 Meet Staci Louise Smith of Staci Louise Originals. Staci creates incredible polymer clay beads, metal beads, components, and out of this world finished jewelry. Staci' also creates mixed-media pieces of art as well.

Bronze clay beads by Staci Louise OriginalsL
 Here are some of Staci's bronze clay beads before they are fired. Staci also creates her own stamps for her designs.

Bronze clay beads after firingL
Here are the bronze clay beads after their first firing.

Staci Louise Originals finished bronze eye beadsXL
Here are the finished bronze clay beads with patinas and sealer. 

For more of Staci's process photos you can check her blog here.

...and finally last, but not least, your's truly...

Genea(ME :D) of Third Eye Gypsy(Genea Beads). I create lampwork beads, lampwork components, patinated hoops, headpins, artisan jewelry, and mixed-media art.

Since you have already seen my bead making process I will just post my  patinated metals process here. To see the lampwork bead process click here. 

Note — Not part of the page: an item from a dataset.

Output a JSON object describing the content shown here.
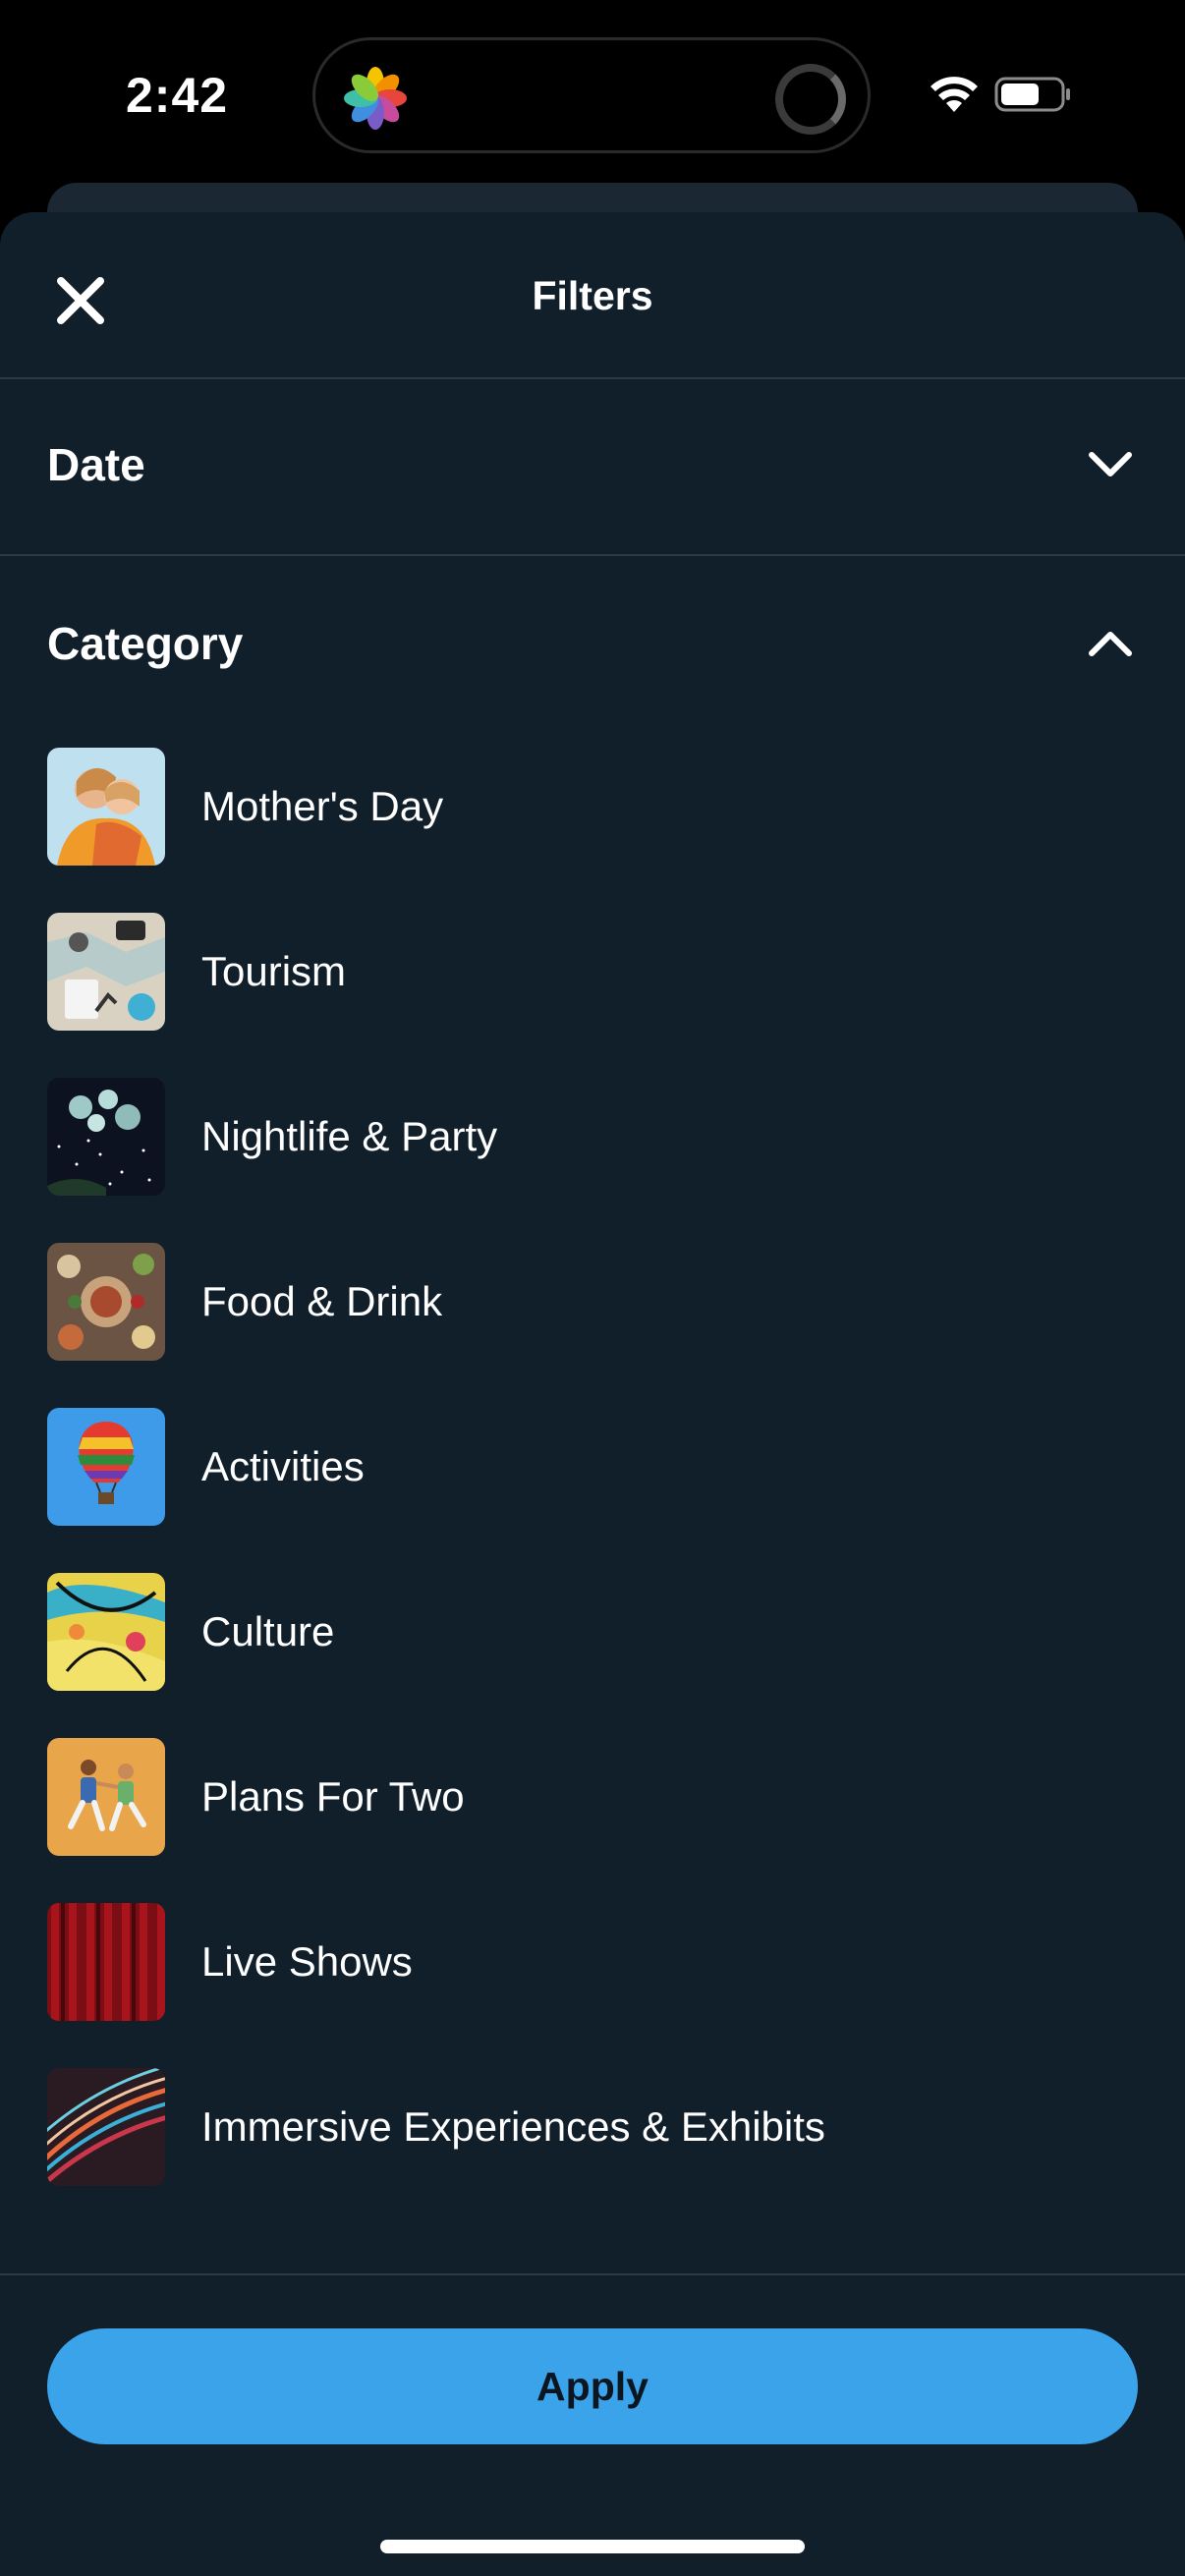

I start out my process by cutting 18 gage copper wire, soldering the seams with a soldering iron, and then hammering(annealing) the hoops flat or textured to give them some more strength.

I also created some ball headpins on my lampworking torch by cutting lengths of 18 gauge wire and then heating the ends to ball them up. The headpins along with the hoops are then put in liver of sulfur to turn them black. 

Patinated hoops drying on a paper towelXL
Next the hoops are taken out of the liver of sulfur, put in a neutralizing bath, and then put through a rinse before they are laid here to dry. This is also done with the headpins you saw in the photo above.

ball headpins and hoops treated with renaissance waxXL
The hoops and headpins are then treated with 2 layers of renaissance wax to protect the layer of patina. The wax is then buffed off with a gentle cloth.

clear guard and drying patinated hopsXL
Clear guard sealer is then used to seal the patina onto the hoops to further protect the patina and seal the metal. This process is also done on the finished jewelry for the wire-wrapped headpins and other metals that could not be coated before using them. 

woolywire and lampwork chakra beads with sari silkXL
After the lampwork beads have been created and gone through their process the designing can begin. Here you can see my lampwork chakra beads with matching woolywire and recycled sari silk. 

Rising lotus chakra neckalcesXL
 Here are the finished necklaces from the photo above. I thought it was only fair to show you the finished piece for the above photo. 

I hope this blog has helped you to understand just all of the work and love that goes into art beads and the finished artisan jewelry.

Love, light, and highest vibrations,

xoxo Genea